From washboards to keyboards: 100 years of EHYC service
The Arkansas Extension Homemakers Clubs celebrated their 100 year anniversary in Hot Springs, June 5-7. Along with the educational and how to classes, the business sessions, the exhibitors, the various meetings, the displays, and the award presentations, was a gala celebration whose attendees included dignitaries and representatives from the Arkansas Senate, the Arkansas House of Representatives, the Arkansas Governor's office, the Arkansas Children's Hospital, the Pryor Center, the Arkansas History Commission, the University of Arkansas System, the University of Arkansas Division of Agriculture-Extension, and others paying tribute to an organization that has made significant contributions to improving the life of Arkansans for 100 years.
Many Arkansas EHC attendees dressed in attire reflecting a range of ages in the history of AEHC making the gala a fashion parade of history. The various speakers praised the contributions of the organization and gave many examples of the impact AEHC has had on the state and its citizens throughout the one hundred year span of volunteer service. The Arkansas House, Senate, and Governor's office all presented proclamations honoring AEHC.
Betty Bumpers, Former First Lady of Arkansas, shared how she utilized the highly organized AEHC members to oversee the 1970 Early Childhood Immunization efforts in Arkansas, which served as a model for other states.
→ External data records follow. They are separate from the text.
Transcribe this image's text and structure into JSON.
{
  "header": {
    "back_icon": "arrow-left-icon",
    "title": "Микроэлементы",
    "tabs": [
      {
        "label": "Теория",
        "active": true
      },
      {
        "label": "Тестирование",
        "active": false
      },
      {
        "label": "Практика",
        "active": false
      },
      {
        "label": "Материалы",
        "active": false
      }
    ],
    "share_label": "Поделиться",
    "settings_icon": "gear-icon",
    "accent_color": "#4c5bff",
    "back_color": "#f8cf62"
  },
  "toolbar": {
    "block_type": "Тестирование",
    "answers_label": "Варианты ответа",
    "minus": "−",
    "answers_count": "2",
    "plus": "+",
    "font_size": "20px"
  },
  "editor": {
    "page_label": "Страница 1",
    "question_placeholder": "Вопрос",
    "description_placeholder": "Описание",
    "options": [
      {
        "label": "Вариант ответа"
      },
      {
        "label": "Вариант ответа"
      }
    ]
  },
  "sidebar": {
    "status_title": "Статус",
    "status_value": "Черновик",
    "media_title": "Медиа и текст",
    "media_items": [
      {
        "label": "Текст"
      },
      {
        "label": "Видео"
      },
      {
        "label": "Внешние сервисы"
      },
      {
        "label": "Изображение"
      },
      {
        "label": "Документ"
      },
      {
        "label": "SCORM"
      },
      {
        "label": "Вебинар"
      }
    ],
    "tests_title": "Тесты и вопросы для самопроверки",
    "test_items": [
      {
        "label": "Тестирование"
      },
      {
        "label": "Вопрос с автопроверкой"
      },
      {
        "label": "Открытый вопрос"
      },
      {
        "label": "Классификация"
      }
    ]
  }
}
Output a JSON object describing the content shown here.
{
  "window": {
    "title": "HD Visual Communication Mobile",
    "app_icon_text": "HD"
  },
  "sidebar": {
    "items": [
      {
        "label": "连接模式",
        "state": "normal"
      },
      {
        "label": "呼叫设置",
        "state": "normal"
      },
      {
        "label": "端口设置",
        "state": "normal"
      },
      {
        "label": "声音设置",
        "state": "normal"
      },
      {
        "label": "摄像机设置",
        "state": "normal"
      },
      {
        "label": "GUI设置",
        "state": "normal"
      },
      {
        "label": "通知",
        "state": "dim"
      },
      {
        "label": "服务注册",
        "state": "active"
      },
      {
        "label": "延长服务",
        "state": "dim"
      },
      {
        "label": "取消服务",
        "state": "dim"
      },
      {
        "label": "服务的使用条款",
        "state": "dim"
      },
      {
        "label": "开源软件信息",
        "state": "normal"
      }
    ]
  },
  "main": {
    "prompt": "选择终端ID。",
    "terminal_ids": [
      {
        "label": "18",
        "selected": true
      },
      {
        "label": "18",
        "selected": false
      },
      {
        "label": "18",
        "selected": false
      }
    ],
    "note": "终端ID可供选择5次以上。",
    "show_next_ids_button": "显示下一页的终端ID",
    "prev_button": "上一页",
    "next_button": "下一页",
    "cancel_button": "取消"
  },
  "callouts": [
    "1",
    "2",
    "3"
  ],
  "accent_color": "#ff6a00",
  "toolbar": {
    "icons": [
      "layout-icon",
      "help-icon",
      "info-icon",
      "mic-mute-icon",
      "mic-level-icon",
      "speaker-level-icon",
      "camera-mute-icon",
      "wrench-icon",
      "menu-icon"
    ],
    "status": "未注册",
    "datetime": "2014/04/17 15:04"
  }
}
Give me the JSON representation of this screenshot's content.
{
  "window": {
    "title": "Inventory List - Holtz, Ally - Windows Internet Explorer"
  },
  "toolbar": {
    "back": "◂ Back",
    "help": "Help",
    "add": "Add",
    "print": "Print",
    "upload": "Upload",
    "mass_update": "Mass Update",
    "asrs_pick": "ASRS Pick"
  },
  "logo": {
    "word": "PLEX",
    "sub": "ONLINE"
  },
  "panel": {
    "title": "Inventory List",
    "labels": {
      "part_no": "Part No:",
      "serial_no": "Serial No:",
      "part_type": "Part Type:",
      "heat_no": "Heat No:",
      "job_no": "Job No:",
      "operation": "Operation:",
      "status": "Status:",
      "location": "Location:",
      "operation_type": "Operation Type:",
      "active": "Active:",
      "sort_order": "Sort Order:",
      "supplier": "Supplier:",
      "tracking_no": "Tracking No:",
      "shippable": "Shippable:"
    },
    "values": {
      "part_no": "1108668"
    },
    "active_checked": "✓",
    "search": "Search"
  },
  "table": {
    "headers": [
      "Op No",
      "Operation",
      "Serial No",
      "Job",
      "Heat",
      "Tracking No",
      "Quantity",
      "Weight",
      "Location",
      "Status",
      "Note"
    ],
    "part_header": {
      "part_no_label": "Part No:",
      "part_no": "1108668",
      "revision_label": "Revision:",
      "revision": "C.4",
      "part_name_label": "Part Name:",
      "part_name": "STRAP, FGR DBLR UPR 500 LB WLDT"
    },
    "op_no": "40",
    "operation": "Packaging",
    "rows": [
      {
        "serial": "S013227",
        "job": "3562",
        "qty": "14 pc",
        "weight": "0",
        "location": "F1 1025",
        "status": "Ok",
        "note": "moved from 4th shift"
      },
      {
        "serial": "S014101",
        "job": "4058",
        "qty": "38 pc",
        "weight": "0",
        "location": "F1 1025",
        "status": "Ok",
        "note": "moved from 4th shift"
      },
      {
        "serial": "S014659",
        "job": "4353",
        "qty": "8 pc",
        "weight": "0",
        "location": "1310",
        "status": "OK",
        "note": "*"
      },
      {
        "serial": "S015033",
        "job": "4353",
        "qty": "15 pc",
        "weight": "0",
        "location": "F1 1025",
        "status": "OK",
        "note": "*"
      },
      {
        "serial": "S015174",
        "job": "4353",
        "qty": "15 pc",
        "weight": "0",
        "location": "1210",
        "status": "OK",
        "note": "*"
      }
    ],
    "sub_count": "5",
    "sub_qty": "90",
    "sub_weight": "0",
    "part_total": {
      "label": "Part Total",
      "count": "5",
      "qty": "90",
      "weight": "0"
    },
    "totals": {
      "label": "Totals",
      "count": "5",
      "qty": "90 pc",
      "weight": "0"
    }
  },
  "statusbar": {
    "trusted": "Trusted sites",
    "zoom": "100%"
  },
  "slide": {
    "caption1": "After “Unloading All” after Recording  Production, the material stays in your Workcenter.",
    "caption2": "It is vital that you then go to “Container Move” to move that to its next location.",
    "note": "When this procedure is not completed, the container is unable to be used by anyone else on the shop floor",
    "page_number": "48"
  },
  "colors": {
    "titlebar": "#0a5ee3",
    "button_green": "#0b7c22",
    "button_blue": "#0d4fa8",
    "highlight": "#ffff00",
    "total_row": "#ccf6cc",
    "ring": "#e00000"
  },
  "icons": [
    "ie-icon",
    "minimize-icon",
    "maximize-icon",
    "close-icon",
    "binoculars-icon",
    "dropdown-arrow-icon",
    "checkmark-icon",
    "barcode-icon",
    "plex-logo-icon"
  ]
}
Dr. Jeffrey Kaiser, Neonatal Department, UAMS, Arkansas Children's Hospital, cited the contribution that AEHC has made to his research on treating bleeding in the brain in tiny premature infants. He explained that in his studies, a probe had to be placed on the head of the tiny one to two pound infants. The problem was holding the probe in place. When using tape, it would tear the tiny infants' paper-thin skin. One of the medical personnel found a small knitted cap donated by an AEHC member. The tiny cap had small holes that would hold the probe in place and not damage the premature infants' skin. The researcher contacted the University of Arkansas Extension Service EHC Volunteer Coordinator and a partnership was formed with Arkansas Extension Homemakers Clubs in which hundreds of tiny little caps began pouring in to aid the researchers in their project. Dr. Kaiser has published numerous articles in medical journals citing the contribution that the AEHC's tiny knitted hats have had on the lives of these very tiny infants, their grateful parents, and researchers.
Other endeavors of the AEHC that were praised by speakers included the 1960 Cemetery Recording Project for the Arkansas History Commission. AEHC members were asked to undertake the gigantic task of recording the information on headstones in cemeteries in Arkansas so that important historical information would be preserved for future generations. Devoting countless hours of volunteer service and braving less than ideal conditions, AEHC members again accomplished the task put before them.
Currently, the Pryor Center (pryorcenter.uark.edu) launched on its website at the convention, an Oral History of AEHC. Members throughout the state have recorded and will be recording their memories of the history of Arkansas Extension Homemakers in their county which are then posted on the website. Susan Kendrick-Perry, Assistant Director of Operations at the Pryor Center, remarked on the importance of an oral history told in the words of the person who lived during that time period and the richness of capturing the dialect of residents of different counties in the state.
A book recounting the history of Arkansas Extension Homemakers Clubs debuted at the AEHC convention. A University of Arkansas at Little Rock, graduate student, Elizabeth Griffin Hill, contacted the University of Arkansas, Department of Agriculture-Extension, EHC Volunteer Coordinator, Betty Oliver, regarding the history of EHC. Mrs. Oliver encouraged her to write a book on the history of AEHC which led to Mrs. Hill researching and writing, A Splendid Piece of Work, 1912-2012, One Hundred years of Arkansas's Home Demonstration and Extension Homemakers Clubs.
A section of the Extension Homemaker Creed states, "I believe that working together in a group we can enlarge the opportunities, enrich the life of our people, and create a more contented family and community life." The Mississippi County Extension Homemakers Clubs along with the seventy-four other county Extension Homemakers Clubs in Arkansas are currently involved in many volunteer service activities to continue the good works of the Arkansas Extension Homemakers Clubs.
For information on how to become a member of this dedicated group of community volunteers, contact Pamela Pruett, Mississippi County Family and Consumer Sciences Cooperative Extension Agent, at 870-762-2075 or email@example.com. Membership and programs are open to all eligible persons regardless of race, color, national origin, religion, gender, age, disability, marital or veteran status, or any other legally protected status.